skip navigation


Register for Latest Research

Stay Informed
Register with NCJRS to receive NCJRS's biweekly e-newsletter JUSTINFO and additional periodic emails from NCJRS and the NCJRS federal sponsors that highlight the latest research published or sponsored by the Office of Justice Programs.

NCJRS Abstract

The document referenced below is part of the NCJRS Virtual Library collection. To conduct further searches of the collection, visit the Virtual Library. See the Obtain Documents page for direction on how to access resources online, via mail, through interlibrary loans, or in a local library.

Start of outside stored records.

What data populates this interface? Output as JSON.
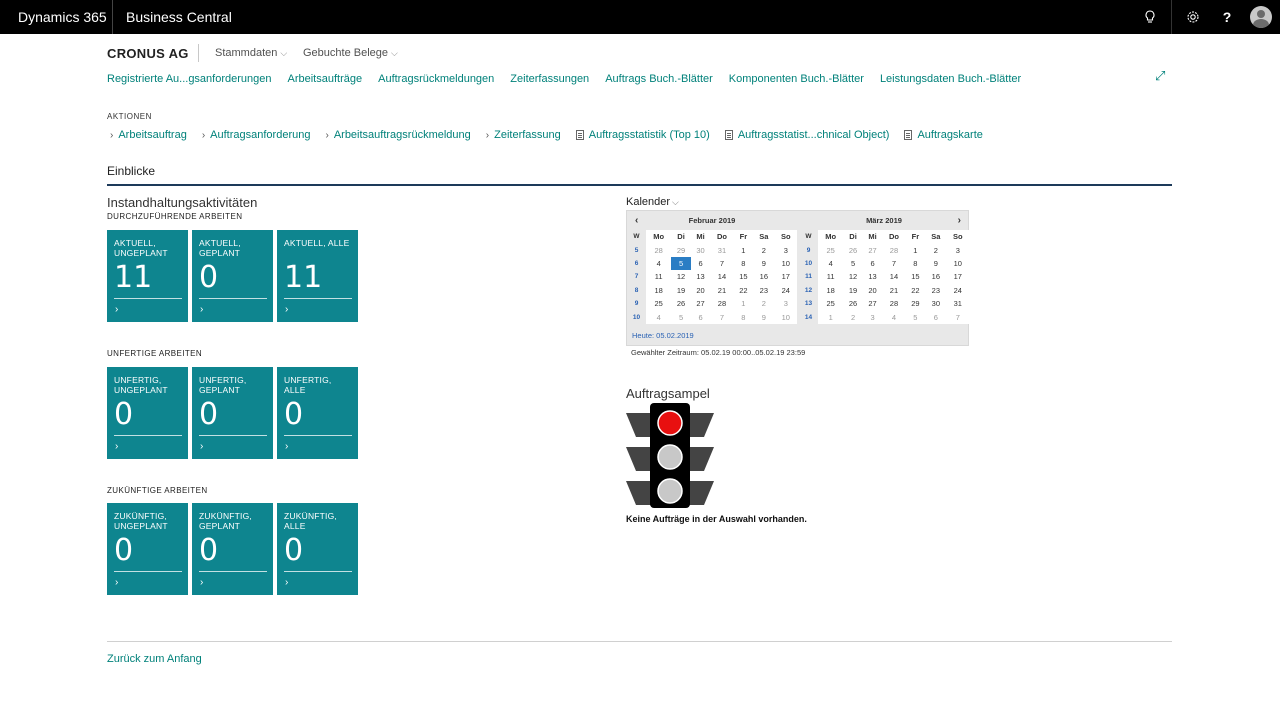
{
  "topbar": {
    "brand": "Dynamics 365",
    "product": "Business Central"
  },
  "header": {
    "company": "CRONUS AG",
    "menus": [
      "Stammdaten",
      "Gebuchte Belege"
    ],
    "navlinks": [
      "Registrierte Au...gsanforderungen",
      "Arbeitsaufträge",
      "Auftragsrückmeldungen",
      "Zeiterfassungen",
      "Auftrags Buch.-Blätter",
      "Komponenten Buch.-Blätter",
      "Leistungsdaten Buch.-Blätter"
    ]
  },
  "actions": {
    "title": "AKTIONEN",
    "items": [
      {
        "label": "Arbeitsauftrag",
        "icon": "chevron-right-icon"
      },
      {
        "label": "Auftragsanforderung",
        "icon": "chevron-right-icon"
      },
      {
        "label": "Arbeitsauftragsrückmeldung",
        "icon": "chevron-right-icon"
      },
      {
        "label": "Zeiterfassung",
        "icon": "chevron-right-icon"
      },
      {
        "label": "Auftragsstatistik (Top 10)",
        "icon": "document-icon"
      },
      {
        "label": "Auftragsstatist...chnical Object)",
        "icon": "document-icon"
      },
      {
        "label": "Auftragskarte",
        "icon": "document-icon"
      }
    ]
  },
  "insights": {
    "title": "Einblicke"
  },
  "activities": {
    "title": "Instandhaltungsaktivitäten",
    "groups": [
      {
        "title": "DURCHZUFÜHRENDE ARBEITEN",
        "tiles": [
          {
            "label": "AKTUELL, UNGEPLANT",
            "value": "11"
          },
          {
            "label": "AKTUELL, GEPLANT",
            "value": "0"
          },
          {
            "label": "AKTUELL, ALLE",
            "value": "11"
          }
        ]
      },
      {
        "title": "UNFERTIGE ARBEITEN",
        "tiles": [
          {
            "label": "UNFERTIG, UNGEPLANT",
            "value": "0"
          },
          {
            "label": "UNFERTIG, GEPLANT",
            "value": "0"
          },
          {
            "label": "UNFERTIG, ALLE",
            "value": "0"
          }
        ]
      },
      {
        "title": "ZUKÜNFTIGE ARBEITEN",
        "tiles": [
          {
            "label": "ZUKÜNFTIG, UNGEPLANT",
            "value": "0"
          },
          {
            "label": "ZUKÜNFTIG, GEPLANT",
            "value": "0"
          },
          {
            "label": "ZUKÜNFTIG, ALLE",
            "value": "0"
          }
        ]
      }
    ],
    "tile_color": "#0e858f"
  },
  "calendar": {
    "title": "Kalender",
    "weekday_headers": [
      "W",
      "Mo",
      "Di",
      "Mi",
      "Do",
      "Fr",
      "Sa",
      "So"
    ],
    "months": [
      {
        "name": "Februar 2019",
        "weeks": [
          {
            "w": "5",
            "days": [
              "28",
              "29",
              "30",
              "31",
              "1",
              "2",
              "3"
            ],
            "other": [
              0,
              1,
              2,
              3
            ]
          },
          {
            "w": "6",
            "days": [
              "4",
              "5",
              "6",
              "7",
              "8",
              "9",
              "10"
            ],
            "selected": 1
          },
          {
            "w": "7",
            "days": [
              "11",
              "12",
              "13",
              "14",
              "15",
              "16",
              "17"
            ]
          },
          {
            "w": "8",
            "days": [
              "18",
              "19",
              "20",
              "21",
              "22",
              "23",
              "24"
            ]
          },
          {
            "w": "9",
            "days": [
              "25",
              "26",
              "27",
              "28",
              "1",
              "2",
              "3"
            ],
            "other": [
              4,
              5,
              6
            ]
          },
          {
            "w": "10",
            "days": [
              "4",
              "5",
              "6",
              "7",
              "8",
              "9",
              "10"
            ],
            "other": [
              0,
              1,
              2,
              3,
              4,
              5,
              6
            ]
          }
        ]
      },
      {
        "name": "März 2019",
        "weeks": [
          {
            "w": "9",
            "days": [
              "25",
              "26",
              "27",
              "28",
              "1",
              "2",
              "3"
            ],
            "other": [
              0,
              1,
              2,
              3
            ]
          },
          {
            "w": "10",
            "days": [
              "4",
              "5",
              "6",
              "7",
              "8",
              "9",
              "10"
            ]
          },
          {
            "w": "11",
            "days": [
              "11",
              "12",
              "13",
              "14",
              "15",
              "16",
              "17"
            ]
          },
          {
            "w": "12",
            "days": [
              "18",
              "19",
              "20",
              "21",
              "22",
              "23",
              "24"
            ]
          },
          {
            "w": "13",
            "days": [
              "25",
              "26",
              "27",
              "28",
              "29",
              "30",
              "31"
            ]
          },
          {
            "w": "14",
            "days": [
              "1",
              "2",
              "3",
              "4",
              "5",
              "6",
              "7"
            ],
            "other": [
              0,
              1,
              2,
              3,
              4,
              5,
              6
            ]
          }
        ]
      }
    ],
    "today": "Heute: 05.02.2019",
    "range": "Gewählter Zeitraum: 05.02.19 00:00..05.02.19 23:59"
  },
  "ampel": {
    "title": "Auftragsampel",
    "message": "Keine Aufträge in der Auswahl vorhanden.",
    "lights": [
      "red",
      "off",
      "off"
    ],
    "colors": {
      "red": "#e81010",
      "off": "#c8c8c8"
    }
  },
  "footer": {
    "back": "Zurück zum Anfang"
  }
}
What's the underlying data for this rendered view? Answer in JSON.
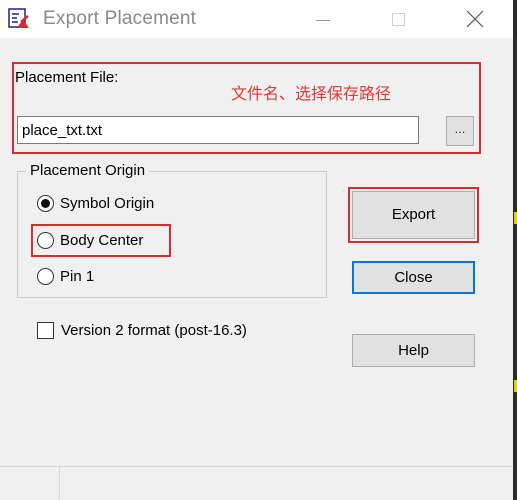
{
  "window": {
    "title": "Export Placement"
  },
  "placement_file": {
    "label": "Placement File:",
    "value": "place_txt.txt",
    "browse_label": "...",
    "annotation": "文件名、选择保存路径"
  },
  "placement_origin": {
    "title": "Placement Origin",
    "options": [
      {
        "label": "Symbol Origin",
        "checked": true
      },
      {
        "label": "Body Center",
        "checked": false
      },
      {
        "label": "Pin 1",
        "checked": false
      }
    ]
  },
  "version_checkbox": {
    "label": "Version 2 format (post-16.3)",
    "checked": false
  },
  "buttons": {
    "export": "Export",
    "close": "Close",
    "help": "Help"
  },
  "colors": {
    "highlight_box": "#d32f2f",
    "annotation": "#e53935",
    "default_button_border": "#0078d7"
  }
}
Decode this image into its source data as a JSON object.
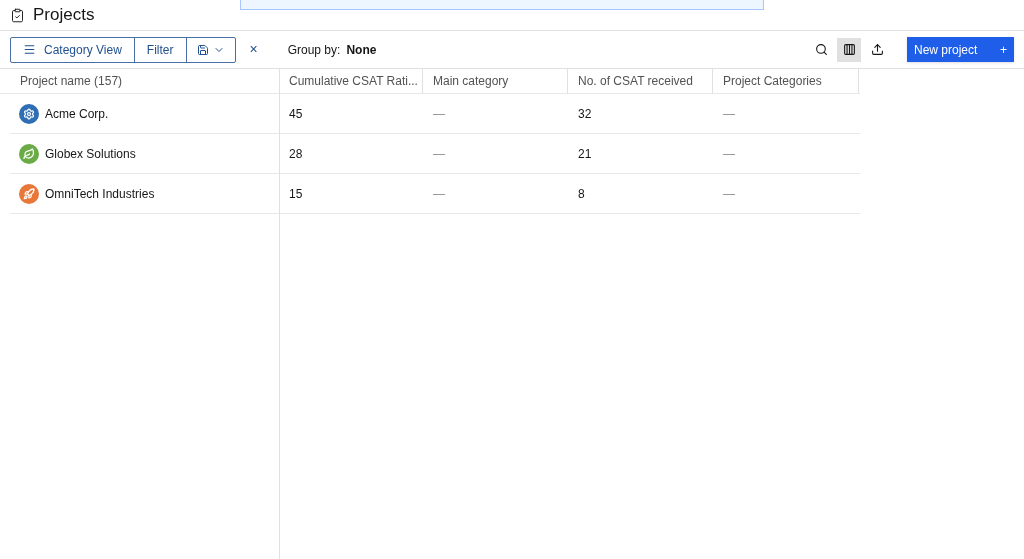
{
  "page": {
    "title": "Projects"
  },
  "toolbar": {
    "view_button": "Category View",
    "filter_button": "Filter",
    "group_by_label": "Group by:",
    "group_by_value": "None",
    "clear": "×",
    "columns_toggle": {
      "selected": true
    },
    "new_button": "New project",
    "new_button_icon": "+"
  },
  "table": {
    "columns": [
      "Project name (157)",
      "Cumulative CSAT Rati...",
      "Main category",
      "No. of CSAT received",
      "Project Categories"
    ],
    "rows": [
      {
        "kind": "gear",
        "color": "#2f6db5",
        "name": "Acme Corp.",
        "csat": "45",
        "main_category": "—",
        "count": "32",
        "categories": "—"
      },
      {
        "kind": "leaf",
        "color": "#6aab48",
        "name": "Globex Solutions",
        "csat": "28",
        "main_category": "—",
        "count": "21",
        "categories": "—"
      },
      {
        "kind": "rocket",
        "color": "#e8773a",
        "name": "OmniTech Industries",
        "csat": "15",
        "main_category": "—",
        "count": "8",
        "categories": "—"
      }
    ]
  }
}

NCJ Number: 236819 Find in a Library
Title: Training To See Risk: Measuring the Accuracy of Clinical and Actuarial Risk Assessment Among Federal Probation Officers
Journal: Federal Probation  Volume:75  Issue:2  Dated:September 2011  Pages:52-56
Author(s): J.C. Oleson; Scott W. VanBenschoten; Charles R. Robinson; Christopher T. Lowenkamp
Date Published: September 2011
Page Count: 5
Type: Report (Study/Research)
Format: Article
Language: English
Country: United States of America
Annotation: This article presents the methodology and findings of a study that examined whether Federal probation officers were more accurate in assessing risk for reoffending when they used the Federal Post-Conviction Risk Assessment (PCRA) instrument than when they used their own unstructured clinical judgment based on their professional experience.
Abstract: The study found that the Federal probation officers made more consistent and accurate assessments of offender risk when using the PCRA than when using unstructured clinical judgment. These findings support the view that, in assigning offenders to the correct risk category, actuarial prediction outperforms unstructured clinical judgment. The study also found that clinical judgments tended to overestimate risk, making them less cost-effective than judgments based on the PCRA score. This study involved Federal probation officers who attended four regional training meeting during 2010 and 2011. At each site, trainers explained to the officers that they would be asked to assess an offender’s risk based on a videotaped mock intake interview and supplementary written documentation. They were asked to place the offender in the case vignette in one of four risk categories: low, low/moderate, moderate, or high. They were also asked to identify the offender’s three most important criminogenic needs in rank order. The risk levels were not defined, thus leaving the officers to define the risk levels on their own. On the second day of the training, after learning the scoring rules of the PCRA and practicing on several scenarios, probation officers viewed the training vignette for a second time. Instead of using their professional judgment to identify the offender’s risk level and criminogenic needs, they were asked to use the PCRA and calculate a risk score. 2 figures and 54 references
Main Term(s): Corrections management
Index Term(s): Comparative analysis; Needs assessment; Offender classification; Probationers; Risk management; Threat assessment
To cite this abstract, use the following link:

*A link to the full-text document is provided whenever possible. For documents not available online, a link to the publisher's website is provided. Tell us how you use the NCJRS Library and Abstracts Database - send us your feedback.